- MATERIAL FOR THE TASK -

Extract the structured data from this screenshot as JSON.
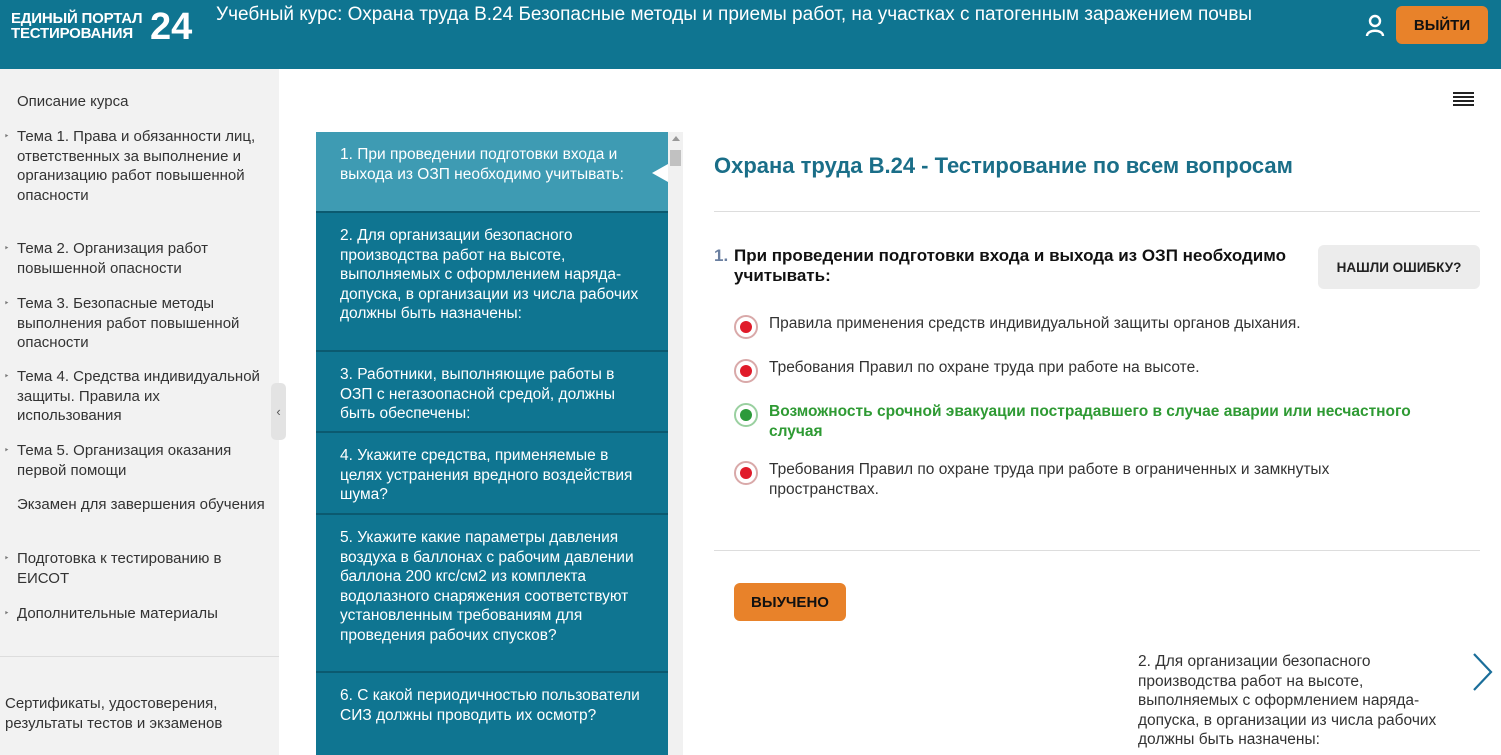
{
  "header": {
    "logo_line1": "ЕДИНЫЙ ПОРТАЛ",
    "logo_line2": "ТЕСТИРОВАНИЯ",
    "logo_number": "24",
    "course_title": "Учебный курс: Охрана труда В.24 Безопасные методы и приемы работ, на участках с патогенным заражением почвы",
    "logout_label": "ВЫЙТИ",
    "user_icon": "user-icon",
    "accent_color": "#0f7591",
    "button_color": "#e8822a"
  },
  "sidebar": {
    "items": [
      {
        "label": "Описание курса",
        "arrow": ""
      },
      {
        "label": "Тема 1. Права и обязанности лиц, ответственных за выполнение и организацию работ повышенной опасности",
        "arrow": "‣"
      },
      {
        "label": "Тема 2. Организация работ повышенной опасности",
        "arrow": "‣"
      },
      {
        "label": "Тема 3. Безопасные методы выполнения работ повышенной опасности",
        "arrow": "‣"
      },
      {
        "label": "Тема 4. Средства индивидуальной защиты. Правила их использования",
        "arrow": "‣"
      },
      {
        "label": "Тема 5. Организация оказания первой помощи",
        "arrow": "‣"
      },
      {
        "label": "Экзамен для завершения обучения",
        "arrow": ""
      },
      {
        "label": "Подготовка к тестированию в ЕИСОТ",
        "arrow": "‣"
      },
      {
        "label": "Дополнительные материалы",
        "arrow": "‣"
      }
    ],
    "certificates": "Сертификаты, удостоверения, результаты тестов и экзаменов",
    "collapse_icon": "chevron-left-icon"
  },
  "question_list": [
    "1. При проведении подготовки входа и выхода из ОЗП необходимо учитывать:",
    "2. Для организации безопасного производства работ на высоте, выполняемых с оформлением наряда-допуска, в организации из числа рабочих должны быть назначены:",
    "3. Работники, выполняющие работы в ОЗП с негазоопасной средой, должны быть обеспечены:",
    "4. Укажите средства, применяемые в целях устранения вредного воздействия шума?",
    "5. Укажите какие параметры давления воздуха в баллонах с рабочим давлении баллона 200 кгс/см2 из комплекта водолазного снаряжения соответствуют установленным требованиям для проведения рабочих спусков?",
    "6. С какой периодичностью пользователи СИЗ должны проводить их осмотр?"
  ],
  "main": {
    "section_title": "Охрана труда В.24 - Тестирование по всем вопросам",
    "question_number": "1.",
    "question_text": "При проведении подготовки входа и выхода из ОЗП необходимо учитывать:",
    "report_button": "НАШЛИ ОШИБКУ?",
    "answers": [
      {
        "text": "Правила применения средств индивидуальной защиты органов дыхания.",
        "correct": false
      },
      {
        "text": "Требования Правил по охране труда при работе на высоте.",
        "correct": false
      },
      {
        "text": "Возможность срочной эвакуации пострадавшего в случае аварии или несчастного случая",
        "correct": true
      },
      {
        "text": "Требования Правил по охране труда при работе в ограниченных и замкнутых пространствах.",
        "correct": false
      }
    ],
    "learned_button": "ВЫУЧЕНО",
    "next_question_text": "2. Для организации безопасного производства работ на высоте, выполняемых с оформлением наряда-допуска, в организации из числа рабочих должны быть назначены:",
    "next_icon": "chevron-right-icon",
    "menu_icon": "hamburger-menu-icon",
    "correct_color": "#2e9a33",
    "wrong_color": "#e01b2a"
  }
}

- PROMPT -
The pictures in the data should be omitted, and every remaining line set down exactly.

- RESPONSE BELOW -
Extract the structured data from this screenshot as JSON.
{
  "header": {
    "logo_line1": "ЕДИНЫЙ ПОРТАЛ",
    "logo_line2": "ТЕСТИРОВАНИЯ",
    "logo_number": "24",
    "course_title": "Учебный курс: Охрана труда В.24 Безопасные методы и приемы работ, на участках с патогенным заражением почвы",
    "logout_label": "ВЫЙТИ",
    "user_icon": "user-icon",
    "accent_color": "#0f7591",
    "button_color": "#e8822a"
  },
  "sidebar": {
    "items": [
      {
        "label": "Описание курса",
        "arrow": ""
      },
      {
        "label": "Тема 1. Права и обязанности лиц, ответственных за выполнение и организацию работ повышенной опасности",
        "arrow": "‣"
      },
      {
        "label": "Тема 2. Организация работ повышенной опасности",
        "arrow": "‣"
      },
      {
        "label": "Тема 3. Безопасные методы выполнения работ повышенной опасности",
        "arrow": "‣"
      },
      {
        "label": "Тема 4. Средства индивидуальной защиты. Правила их использования",
        "arrow": "‣"
      },
      {
        "label": "Тема 5. Организация оказания первой помощи",
        "arrow": "‣"
      },
      {
        "label": "Экзамен для завершения обучения",
        "arrow": ""
      },
      {
        "label": "Подготовка к тестированию в ЕИСОТ",
        "arrow": "‣"
      },
      {
        "label": "Дополнительные материалы",
        "arrow": "‣"
      }
    ],
    "certificates": "Сертификаты, удостоверения, результаты тестов и экзаменов",
    "collapse_icon": "chevron-left-icon"
  },
  "question_list": [
    "1. При проведении подготовки входа и выхода из ОЗП необходимо учитывать:",
    "2. Для организации безопасного производства работ на высоте, выполняемых с оформлением наряда-допуска, в организации из числа рабочих должны быть назначены:",
    "3. Работники, выполняющие работы в ОЗП с негазоопасной средой, должны быть обеспечены:",
    "4. Укажите средства, применяемые в целях устранения вредного воздействия шума?",
    "5. Укажите какие параметры давления воздуха в баллонах с рабочим давлении баллона 200 кгс/см2 из комплекта водолазного снаряжения соответствуют установленным требованиям для проведения рабочих спусков?",
    "6. С какой периодичностью пользователи СИЗ должны проводить их осмотр?"
  ],
  "main": {
    "section_title": "Охрана труда В.24 - Тестирование по всем вопросам",
    "question_number": "1.",
    "question_text": "При проведении подготовки входа и выхода из ОЗП необходимо учитывать:",
    "report_button": "НАШЛИ ОШИБКУ?",
    "answers": [
      {
        "text": "Правила применения средств индивидуальной защиты органов дыхания.",
        "correct": false
      },
      {
        "text": "Требования Правил по охране труда при работе на высоте.",
        "correct": false
      },
      {
        "text": "Возможность срочной эвакуации пострадавшего в случае аварии или несчастного случая",
        "correct": true
      },
      {
        "text": "Требования Правил по охране труда при работе в ограниченных и замкнутых пространствах.",
        "correct": false
      }
    ],
    "learned_button": "ВЫУЧЕНО",
    "next_question_text": "2. Для организации безопасного производства работ на высоте, выполняемых с оформлением наряда-допуска, в организации из числа рабочих должны быть назначены:",
    "next_icon": "chevron-right-icon",
    "menu_icon": "hamburger-menu-icon",
    "correct_color": "#2e9a33",
    "wrong_color": "#e01b2a"
  }
}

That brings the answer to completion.